::: Data supplied

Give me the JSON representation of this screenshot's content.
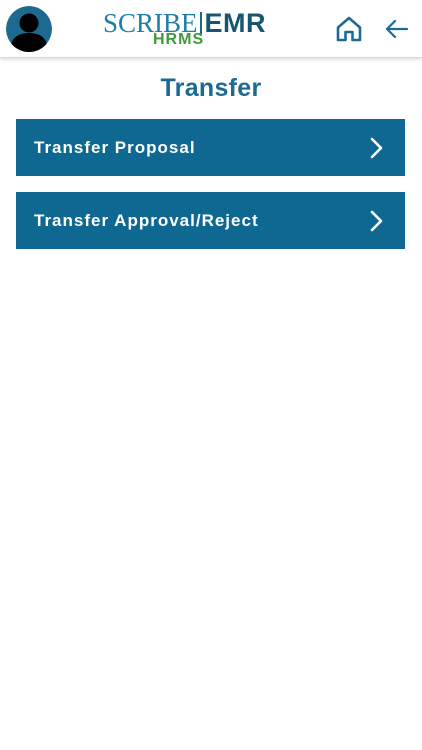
{
  "header": {
    "avatar": "user-avatar-icon",
    "logo": {
      "brand": "SCRIBE",
      "product": "EMR",
      "sub": "HRMS"
    },
    "home_icon": "home-icon",
    "back_icon": "back-arrow-icon"
  },
  "page": {
    "title": "Transfer"
  },
  "menu": {
    "items": [
      {
        "label": "Transfer Proposal",
        "icon": "chevron-right-icon"
      },
      {
        "label": "Transfer Approval/Reject",
        "icon": "chevron-right-icon"
      }
    ]
  },
  "colors": {
    "primary": "#0e6891",
    "title": "#1a6a92",
    "logo_blue": "#1d7fa8",
    "logo_dark": "#16566e",
    "logo_green": "#3f9a3a",
    "icon_blue": "#1d6a96"
  }
}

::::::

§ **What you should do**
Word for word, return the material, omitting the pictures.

§ **Answer to the exercise**
Give me the JSON representation of this screenshot's content.
{
  "header": {
    "avatar": "user-avatar-icon",
    "logo": {
      "brand": "SCRIBE",
      "product": "EMR",
      "sub": "HRMS"
    },
    "home_icon": "home-icon",
    "back_icon": "back-arrow-icon"
  },
  "page": {
    "title": "Transfer"
  },
  "menu": {
    "items": [
      {
        "label": "Transfer Proposal",
        "icon": "chevron-right-icon"
      },
      {
        "label": "Transfer Approval/Reject",
        "icon": "chevron-right-icon"
      }
    ]
  },
  "colors": {
    "primary": "#0e6891",
    "title": "#1a6a92",
    "logo_blue": "#1d7fa8",
    "logo_dark": "#16566e",
    "logo_green": "#3f9a3a",
    "icon_blue": "#1d6a96"
  }
}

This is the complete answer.